Researchers at the Intermountain Medical Center Heart Institute in Murray, Utah, linked low levels of Vitamin D to increased risk of coronary heart disease. Their two new studies suggest that treating Vitamin D deficiency may improve heart health by reducing the risk of cardiovascular disease by about 30 per cent.
The first study involved over 9400 patients reported to have low levels of Vitamin D. After first follow-up, researchers found that about 47 percent of the patients had raised their Vitamin D levels and showed a lesser risk for heart disease.
In the second study, more than 31,000 patients were placed in three different categories based on their Vitamin D levels. Patients in each category who raised their levels of Vitamin D showed lower rates of death, cardiovascular disease, diabetes, depression, high blood pressure and kidney failure.

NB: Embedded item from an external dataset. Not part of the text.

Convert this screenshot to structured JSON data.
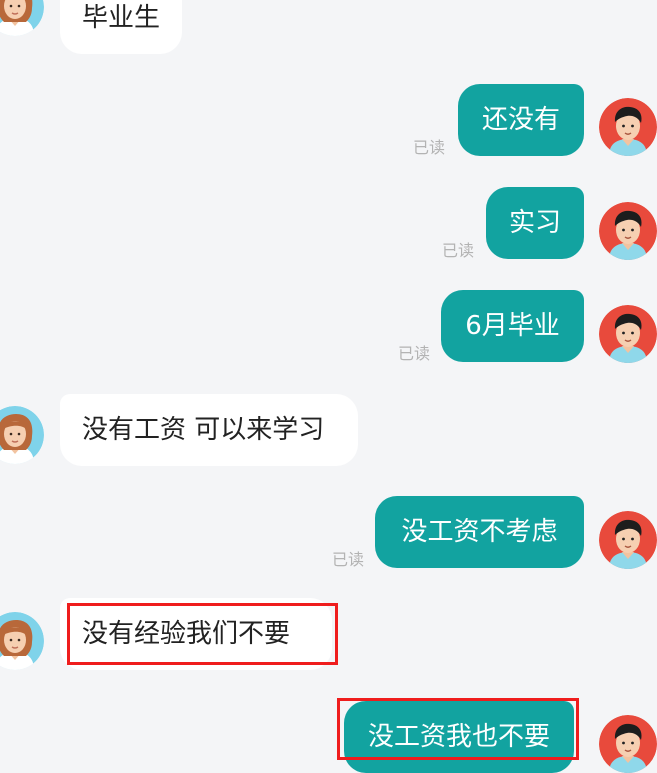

Director of cardiovascular research at the Intermountain Medical Center Heart Institute, Dr. J. Brent Muhlestein, MD said, “Vitamin D replacement therapy has long been associated with reducing the risk of fractures and diseases of the bone.” He added, “But our findings show that vitamin D could have far greater implications in the treatment and reduction of cardiovascular disease and other chronic conditions than we previously thought.” The report was presented at the American College of Cardiology’s 59th Annual Scientific session.
Image: http://commons.wikimedia.org/wiki/File:Heart.jpg; Author: Heikenwaelder HugoTags: heart heart disease study